IT and software projects regularly under-deliver because, despite best efforts, the nature of the change is often unexpected.
Consider this scenario:
- A business decides they need better insights into customer behaviour
- The current CRM is identified as the bottleneck for extracting reliable insights
- A decision is taken to implement a new CRM
- CRM is implemented at great cost without properly finding out the actual limitations of the existing system or addressing the fundamental requirements of the new system.
- The result is an expensive replacement which doesn’t do a fraction of what the previous system did and also can’t provide the value it was commissioned for.
Unexpected change is hard for anyone to cope with. Change, if planned, can be fine. But often the impact of a change is hard to communicate or predict if the development or implementation of a new system happens without the continuous involvement of the stakeholders.
But is that even possible? And if so, how?
Understating the Impact of System Change
Two fundamental truths must be acknowledged when it comes to system replacement:
Any system that has multiple touchpoints in your business will be hard and expensive to replace.
The replacement cost for your system increases exponentially with the age of the system that it’s replacing.
Acknowledging these facts upfront will save you time and money in the long term by allowing you to fully estimate scope, plan better and then manage the migration.
So assuming that you accept that change is going to be more expensive than pure development or implementation costs, what can you do to alleviate the pain of change?
- Be transparent about timelines, costs and expectations. Communication in all projects is key as is clear decision-making.
- Commit to your change project as an entire business. Don’t think that significant system change can be undertaken in the background while you continue business as usual.
- Ensure that change is aligned with all partners – internal and external in order for them to fully understand the potential impact on “business as usual”.
- Accordingly – make change happen quickly. Timebox your development and deployment work. The longer you spend implementing a system, the more painful and expensive it will be.
- Work together to focus your efforts on ensuring that the system is fully tested and ready to go live as soon as it’s available.
- Decommission the old system as soon as possible in line with your regulatory and fiduciary commitments. Ensure that everyone is using the new system and that your IT support partners are fully aligned with turning around fixes and patches (they are inevitable) and that you’re not relying on the old system for anything.
- Finally, show how your business has been improved through this IT change and ensure that you celebrate it as an entire business.
Why Move So Fast?
Most people doing a job, have not come to expect change. Their knowledge is the domain in which they work, their expertise. The have come to rely on a system that you may want to replace.
Therefore it’s easy to see how many people in your business can feel overwhelmed with IT change.
Many companies also fail to effectively predict the cost of the change, the actual effort required for the change from staff members and the residual impact it will have on working processes.
Therefore – acknowledge that it will be hard. The older the system that is being replaced – the harder it will be.
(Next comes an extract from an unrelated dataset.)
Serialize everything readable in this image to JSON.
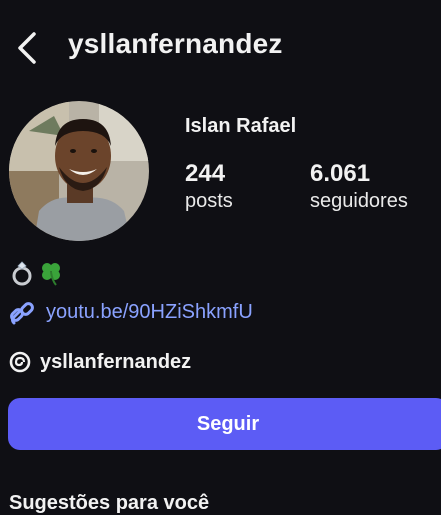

Run your IT change project quickly with the buy-in of your entire business and your stakeholders. Be transparent, keep everyone aligned and help everyone get your project over the line as quickly as possible.
Want to know more?
The Phoenix Project and Beyond
The Phoenix Project is an impressive book showing the impact of understanding and improving IT change and software delivery processes in the context of a fictional car parts manufacturer. It does this from the perspective of the IT leadership – and it aims to give insight and ideas for IT leaders to make IT change simpler and more effective.
However, as a non-IT leader of a business, a lot of the issues raised by the Phoenix Project don’t necessarily make immediate sense. The context helps but without recognising the impact of poor IT change on the whole business, you won’t be able to properly prepare to lead a fitter digital organisation.